Old Man Scanlon's

"London Census Searches for Overcrowded Homes" (1935)

What's Here

Transcription of an article published 01 November 1935 in the The Christian Science Monitor.

Surnames Appearing in the Documents



For what it's worth, what the article calls a census seems to Google better as "survey."

Article used courtesy of The Christian Science Monitor.

"London Census Searches for Overcrowded Homes." The Christian Science Monitor, Boston, Massachusetts, 01 Nov. 1935, p.3.

British History Online has an article which gives some background:

'Public Housing in Poplar: The Inter-war Years', Survey of London: volumes 43 and 44: Poplar, Blackwall and Isle of Dogs (1994), pp. 23-37. URL: http://www.british-history.ac.uk/report.asp?compid=46467. Date accessed: 04 October 2007.

History of this Document

04 Oct 2007, revision 1.
Initial publication.

The Article

1935, clotheslines across London street
London Census Searches for Overcrowded Homes
Millions of residents can be consoled for invasion of privacy by knowledge that census method comes down from ancient times.

By a Staff Correspondent of The Christian Science Monitor

LONDON, Nov. 1—A census of overcrowding which is being taken in London today is another example of the growing use of this method in probing modern social problems in Britain.

But some of the millions of Londoners who today are patiently endeavoring to give satisfactory answers to this delving into their private affairs by the army of investigators might gain a little consolation from the fact that there is nothing new in the census system.

According to an official government report, the beginnings of the census lie far back in history. As early as 3800 B. C. the Babylonians had developed an efficient system of returns in connection with the control of their revenue. In Egypt, the building of the pyramids appears to have been responsible for the introduction of the census. Vast and constant supplies of man-power were necessary, and by 3050 B. C. a system of collecting statistics of available labor was in force.

Used in Ancient China

In China, too, statistics of agriculture, industry and commerce were collected as far back as 3000 B. C. The Hebrew census was usually taken to discover the number of men able to fight, while ancient Greek and Roman statistics were largely concerned with status and citizenship.
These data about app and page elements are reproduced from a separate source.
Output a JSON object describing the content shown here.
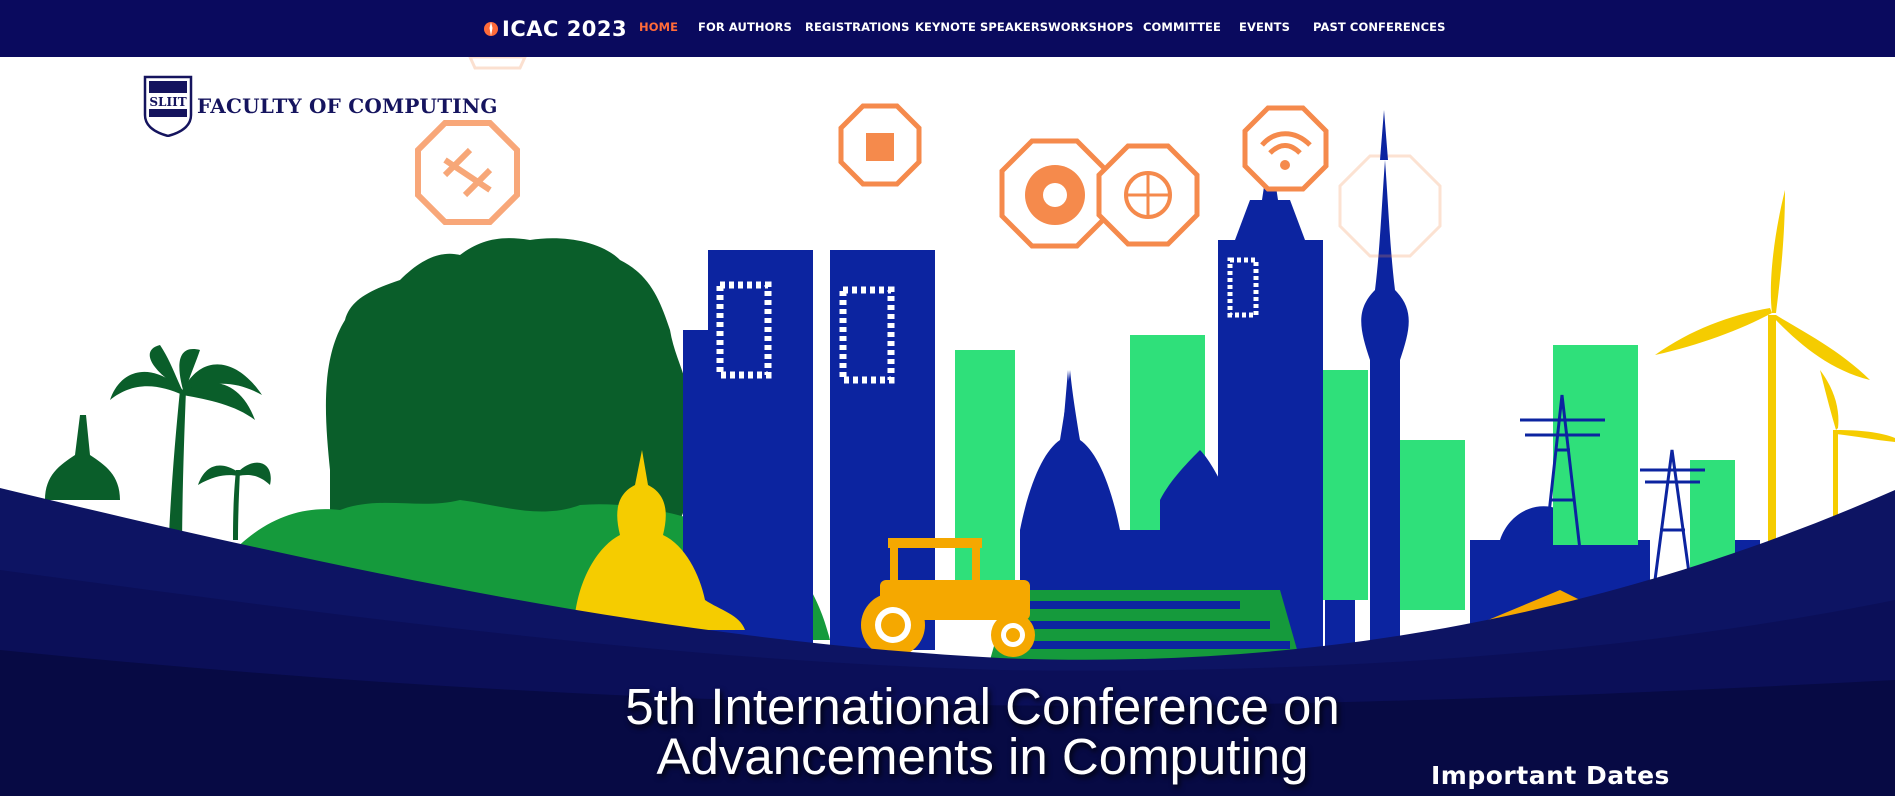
{
  "header": {
    "logo_text": "ICAC 2023",
    "nav": [
      {
        "label": "HOME",
        "active": true
      },
      {
        "label": "FOR AUTHORS",
        "active": false
      },
      {
        "label": "REGISTRATIONS",
        "active": false
      },
      {
        "label": "KEYNOTE SPEAKERS",
        "active": false
      },
      {
        "label": "WORKSHOPS",
        "active": false
      },
      {
        "label": "COMMITTEE",
        "active": false
      },
      {
        "label": "EVENTS",
        "active": false
      },
      {
        "label": "PAST CONFERENCES",
        "active": false
      }
    ]
  },
  "banner": {
    "faculty_logo_text": "FACULTY OF COMPUTING",
    "crest_text": "SLIIT",
    "icons": [
      "satellite-icon",
      "blockchain-cube-icon",
      "global-economy-icon",
      "digital-globe-icon",
      "wifi-icon",
      "cloud-icon"
    ]
  },
  "hero": {
    "title_line1": "5th International Conference on",
    "title_line2": "Advancements in Computing"
  },
  "sidebar": {
    "heading": "Important Dates"
  },
  "colors": {
    "navbar": "#0a0a5e",
    "active_nav": "#ff6a39",
    "icon_orange": "#f58a4c",
    "building_blue": "#0c24a0",
    "building_green": "#2fe07a",
    "foliage_green": "#0a5e2a",
    "ground_dark": "#0a0c52",
    "accent_yellow": "#f5cc00"
  }
}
The census appears to be essentially an instrument of civilization, for with the break-up of the Roman Empire it disappeared from history for the time being. In England inquiries for special purposes were made from time to time—Domesday Book, for example, was compiled by William I soon after his conquest of the country in 1066— but there was no national census until the year 1801.

A full census is now held in England every 10 years. Up to and including the census of 1901 the statistics were classified and totaled by hand, but in 1911 mechanical sorting, counting and adding machines were introduced, and have since been used exclusively.
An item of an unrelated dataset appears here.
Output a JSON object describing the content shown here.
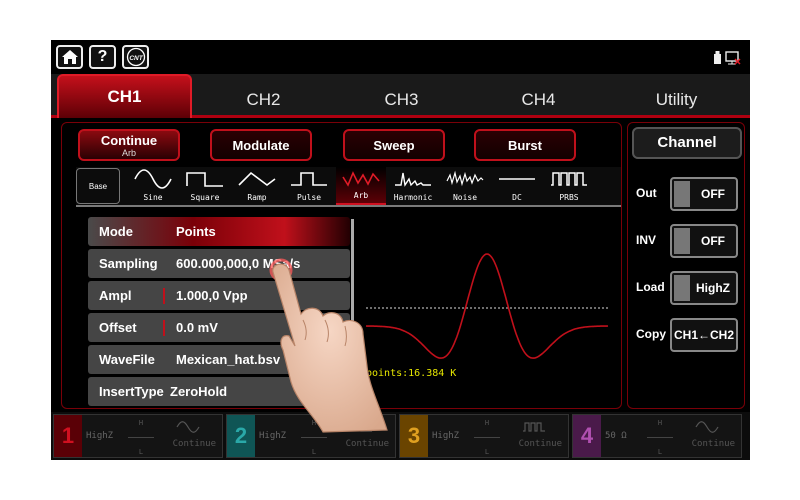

Surveys of Trade

But besides this national census every decade, Britain also carries out similar inquiries for specific purposes —such as a census of production, dealing with the state of the industries of Britain; the survey of London life and labor undertaken in 1928 under the direction of Sir Hubert Llewellyn Smith; and the presentday air survey. This is being started in the Midlands, at the instigation of the Ordnance Survey, and if successful, is likely to be extended to the rest of the country.

The census of overcrowding in the County of London which is being carried out today is required by Britain's new Housing Act. Particulars of every man, woman and child living in each house are being taken as a result of this door-to-door inquiry which is undertaken by the London borough councils in conjunction with the London County Council. The act also requires local authorities to make similar inquiries. A census of overcrowding is, therefore, to be undertaken by every provincial council in the country. The last overcrowding census, which was taken in 1931, showed approximately 106,444 overcrowded families living in London, occupying 218,156 rooms.